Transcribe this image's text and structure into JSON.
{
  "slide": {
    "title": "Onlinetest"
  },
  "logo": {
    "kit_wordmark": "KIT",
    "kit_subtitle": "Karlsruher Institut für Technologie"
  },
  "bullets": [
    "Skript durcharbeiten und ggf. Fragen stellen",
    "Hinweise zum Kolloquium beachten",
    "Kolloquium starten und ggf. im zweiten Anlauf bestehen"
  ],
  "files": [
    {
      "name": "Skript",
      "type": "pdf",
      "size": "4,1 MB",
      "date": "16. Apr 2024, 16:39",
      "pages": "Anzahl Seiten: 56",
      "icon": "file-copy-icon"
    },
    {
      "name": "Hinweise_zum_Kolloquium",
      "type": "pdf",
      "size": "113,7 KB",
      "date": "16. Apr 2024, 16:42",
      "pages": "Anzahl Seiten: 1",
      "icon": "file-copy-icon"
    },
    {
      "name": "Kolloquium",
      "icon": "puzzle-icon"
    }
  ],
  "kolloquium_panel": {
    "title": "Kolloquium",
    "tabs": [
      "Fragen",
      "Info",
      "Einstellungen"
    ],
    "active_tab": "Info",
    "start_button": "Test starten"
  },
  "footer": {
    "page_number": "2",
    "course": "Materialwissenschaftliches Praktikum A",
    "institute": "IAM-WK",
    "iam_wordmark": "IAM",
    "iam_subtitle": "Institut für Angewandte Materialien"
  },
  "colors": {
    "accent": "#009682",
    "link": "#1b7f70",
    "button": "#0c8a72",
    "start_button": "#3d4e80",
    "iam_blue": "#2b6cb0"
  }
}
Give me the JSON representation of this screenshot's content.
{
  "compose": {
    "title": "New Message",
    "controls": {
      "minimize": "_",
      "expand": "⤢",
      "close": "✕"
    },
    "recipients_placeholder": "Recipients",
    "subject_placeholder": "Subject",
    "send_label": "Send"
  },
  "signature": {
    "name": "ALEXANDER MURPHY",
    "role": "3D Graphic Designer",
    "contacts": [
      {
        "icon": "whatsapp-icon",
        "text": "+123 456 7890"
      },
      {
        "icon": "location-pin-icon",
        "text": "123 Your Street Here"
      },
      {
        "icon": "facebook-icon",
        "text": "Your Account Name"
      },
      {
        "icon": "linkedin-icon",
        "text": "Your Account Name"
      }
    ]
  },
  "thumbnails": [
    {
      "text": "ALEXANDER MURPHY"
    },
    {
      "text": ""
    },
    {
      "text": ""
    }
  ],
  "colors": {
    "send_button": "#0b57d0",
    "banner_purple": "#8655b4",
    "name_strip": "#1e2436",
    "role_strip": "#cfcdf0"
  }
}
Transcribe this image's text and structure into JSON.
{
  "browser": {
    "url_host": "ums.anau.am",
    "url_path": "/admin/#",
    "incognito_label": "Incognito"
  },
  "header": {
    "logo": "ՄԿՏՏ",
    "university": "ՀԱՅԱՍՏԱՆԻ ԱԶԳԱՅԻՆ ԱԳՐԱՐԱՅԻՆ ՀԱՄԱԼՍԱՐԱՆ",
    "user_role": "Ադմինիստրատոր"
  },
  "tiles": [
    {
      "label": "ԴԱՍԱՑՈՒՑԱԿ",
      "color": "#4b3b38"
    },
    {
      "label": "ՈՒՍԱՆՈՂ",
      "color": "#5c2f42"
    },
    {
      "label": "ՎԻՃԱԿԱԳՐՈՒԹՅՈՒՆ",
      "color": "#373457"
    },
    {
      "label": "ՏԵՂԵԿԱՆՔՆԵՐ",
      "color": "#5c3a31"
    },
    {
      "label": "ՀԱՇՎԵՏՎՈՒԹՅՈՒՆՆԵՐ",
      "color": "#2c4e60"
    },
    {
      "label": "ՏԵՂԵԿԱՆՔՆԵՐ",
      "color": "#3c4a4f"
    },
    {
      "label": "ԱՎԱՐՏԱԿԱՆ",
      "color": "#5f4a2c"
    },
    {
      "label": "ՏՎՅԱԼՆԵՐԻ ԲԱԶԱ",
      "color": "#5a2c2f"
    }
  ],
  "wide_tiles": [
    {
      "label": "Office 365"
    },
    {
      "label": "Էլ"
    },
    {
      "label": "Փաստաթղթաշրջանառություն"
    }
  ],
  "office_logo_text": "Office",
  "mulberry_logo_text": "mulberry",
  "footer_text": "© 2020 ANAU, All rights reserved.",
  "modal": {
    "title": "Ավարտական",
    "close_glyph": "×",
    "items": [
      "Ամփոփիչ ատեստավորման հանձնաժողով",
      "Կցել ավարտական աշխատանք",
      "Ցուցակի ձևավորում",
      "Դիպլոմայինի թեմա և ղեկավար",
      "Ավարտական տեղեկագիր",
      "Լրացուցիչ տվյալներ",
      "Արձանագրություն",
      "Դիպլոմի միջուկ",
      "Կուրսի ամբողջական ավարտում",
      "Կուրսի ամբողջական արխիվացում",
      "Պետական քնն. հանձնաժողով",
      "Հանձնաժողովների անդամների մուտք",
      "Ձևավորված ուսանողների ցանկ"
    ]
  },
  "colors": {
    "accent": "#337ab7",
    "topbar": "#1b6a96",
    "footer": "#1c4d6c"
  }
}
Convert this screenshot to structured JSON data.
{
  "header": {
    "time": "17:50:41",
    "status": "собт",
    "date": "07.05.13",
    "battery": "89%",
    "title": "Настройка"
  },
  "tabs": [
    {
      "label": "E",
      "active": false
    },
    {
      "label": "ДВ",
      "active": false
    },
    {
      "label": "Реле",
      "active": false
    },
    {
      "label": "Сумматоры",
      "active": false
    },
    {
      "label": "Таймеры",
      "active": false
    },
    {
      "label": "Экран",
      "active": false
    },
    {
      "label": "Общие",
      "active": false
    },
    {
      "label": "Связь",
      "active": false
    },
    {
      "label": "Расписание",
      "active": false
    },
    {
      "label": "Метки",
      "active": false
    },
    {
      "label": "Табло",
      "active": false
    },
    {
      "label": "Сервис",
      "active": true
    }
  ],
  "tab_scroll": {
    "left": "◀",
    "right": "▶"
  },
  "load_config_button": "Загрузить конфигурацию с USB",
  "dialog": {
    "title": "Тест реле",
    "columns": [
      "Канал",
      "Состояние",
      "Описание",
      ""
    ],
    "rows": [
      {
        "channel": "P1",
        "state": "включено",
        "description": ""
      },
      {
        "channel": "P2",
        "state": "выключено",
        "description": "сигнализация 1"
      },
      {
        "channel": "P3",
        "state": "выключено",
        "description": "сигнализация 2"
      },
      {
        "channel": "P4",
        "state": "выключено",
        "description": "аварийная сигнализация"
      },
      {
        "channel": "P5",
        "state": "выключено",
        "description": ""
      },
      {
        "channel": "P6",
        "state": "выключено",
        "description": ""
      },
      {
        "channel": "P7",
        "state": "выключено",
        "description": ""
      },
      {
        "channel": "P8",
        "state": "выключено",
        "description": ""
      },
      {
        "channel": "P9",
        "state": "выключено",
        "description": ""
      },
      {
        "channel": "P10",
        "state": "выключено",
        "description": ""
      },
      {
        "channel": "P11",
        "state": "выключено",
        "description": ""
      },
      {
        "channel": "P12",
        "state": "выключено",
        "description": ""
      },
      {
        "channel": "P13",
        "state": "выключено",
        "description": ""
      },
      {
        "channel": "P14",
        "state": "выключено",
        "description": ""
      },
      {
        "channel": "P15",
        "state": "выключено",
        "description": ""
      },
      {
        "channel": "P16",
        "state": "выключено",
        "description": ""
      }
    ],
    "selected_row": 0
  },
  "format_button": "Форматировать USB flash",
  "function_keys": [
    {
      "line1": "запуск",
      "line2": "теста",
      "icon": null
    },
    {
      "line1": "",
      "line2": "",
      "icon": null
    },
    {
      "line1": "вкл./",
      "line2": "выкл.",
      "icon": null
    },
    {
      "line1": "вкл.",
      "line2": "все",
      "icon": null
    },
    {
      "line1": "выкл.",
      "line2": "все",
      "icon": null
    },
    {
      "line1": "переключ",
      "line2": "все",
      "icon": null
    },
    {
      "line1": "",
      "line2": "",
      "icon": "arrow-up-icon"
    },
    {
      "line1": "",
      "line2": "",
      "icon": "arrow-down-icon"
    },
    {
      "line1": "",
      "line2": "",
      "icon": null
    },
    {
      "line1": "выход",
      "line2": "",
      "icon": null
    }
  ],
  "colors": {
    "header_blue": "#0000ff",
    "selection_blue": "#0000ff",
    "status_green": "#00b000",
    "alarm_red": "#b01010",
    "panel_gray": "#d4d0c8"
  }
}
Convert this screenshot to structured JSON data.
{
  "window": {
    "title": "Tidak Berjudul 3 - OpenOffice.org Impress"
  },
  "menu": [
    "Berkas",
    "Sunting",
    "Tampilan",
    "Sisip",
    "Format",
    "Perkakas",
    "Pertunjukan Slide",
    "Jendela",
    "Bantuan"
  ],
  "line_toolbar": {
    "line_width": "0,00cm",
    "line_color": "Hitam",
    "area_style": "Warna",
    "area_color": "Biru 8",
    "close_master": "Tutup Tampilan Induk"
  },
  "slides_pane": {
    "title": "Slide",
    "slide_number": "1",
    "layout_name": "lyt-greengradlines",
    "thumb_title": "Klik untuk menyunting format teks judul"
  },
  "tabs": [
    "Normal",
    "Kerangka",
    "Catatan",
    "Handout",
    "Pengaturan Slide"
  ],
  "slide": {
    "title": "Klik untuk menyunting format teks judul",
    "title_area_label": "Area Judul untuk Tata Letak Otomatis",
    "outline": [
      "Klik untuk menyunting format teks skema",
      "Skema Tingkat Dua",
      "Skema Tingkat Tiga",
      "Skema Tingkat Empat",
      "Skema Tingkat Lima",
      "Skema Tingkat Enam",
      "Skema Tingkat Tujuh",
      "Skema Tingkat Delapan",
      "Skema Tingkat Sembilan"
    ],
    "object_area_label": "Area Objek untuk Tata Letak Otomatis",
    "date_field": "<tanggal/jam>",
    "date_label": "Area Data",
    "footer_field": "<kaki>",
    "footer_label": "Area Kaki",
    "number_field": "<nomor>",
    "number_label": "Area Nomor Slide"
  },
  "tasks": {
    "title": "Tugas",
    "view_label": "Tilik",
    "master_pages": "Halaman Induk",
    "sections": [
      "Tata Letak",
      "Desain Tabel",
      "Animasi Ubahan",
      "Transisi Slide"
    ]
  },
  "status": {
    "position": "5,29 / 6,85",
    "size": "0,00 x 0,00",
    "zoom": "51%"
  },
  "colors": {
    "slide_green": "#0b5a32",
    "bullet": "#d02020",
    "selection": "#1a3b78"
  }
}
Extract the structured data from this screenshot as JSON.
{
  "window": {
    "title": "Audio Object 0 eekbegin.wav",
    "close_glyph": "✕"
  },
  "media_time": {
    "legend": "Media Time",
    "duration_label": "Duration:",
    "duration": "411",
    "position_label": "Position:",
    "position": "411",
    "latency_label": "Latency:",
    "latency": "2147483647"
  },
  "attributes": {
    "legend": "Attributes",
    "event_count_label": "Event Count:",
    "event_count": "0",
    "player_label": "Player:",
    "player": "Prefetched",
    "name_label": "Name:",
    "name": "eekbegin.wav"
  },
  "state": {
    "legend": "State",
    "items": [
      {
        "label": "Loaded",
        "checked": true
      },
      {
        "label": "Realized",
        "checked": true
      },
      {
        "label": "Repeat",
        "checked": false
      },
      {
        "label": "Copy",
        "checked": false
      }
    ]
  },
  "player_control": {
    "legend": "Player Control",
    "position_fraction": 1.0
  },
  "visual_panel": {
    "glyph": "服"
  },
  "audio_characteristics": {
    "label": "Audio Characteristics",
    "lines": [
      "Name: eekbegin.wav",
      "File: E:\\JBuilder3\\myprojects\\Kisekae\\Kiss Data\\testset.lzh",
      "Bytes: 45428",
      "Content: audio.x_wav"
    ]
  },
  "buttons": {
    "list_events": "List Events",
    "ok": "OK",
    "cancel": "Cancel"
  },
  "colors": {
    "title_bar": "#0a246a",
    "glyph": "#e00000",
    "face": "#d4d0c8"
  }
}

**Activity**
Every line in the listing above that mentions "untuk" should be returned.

**Exercise result**
    "thumb_title": "Klik untuk menyunting format teks judul"
    "title": "Klik untuk menyunting format teks judul",
    "title_area_label": "Area Judul untuk Tata Letak Otomatis",
      "Klik untuk menyunting format teks skema",
    "object_area_label": "Area Objek untuk Tata Letak Otomatis",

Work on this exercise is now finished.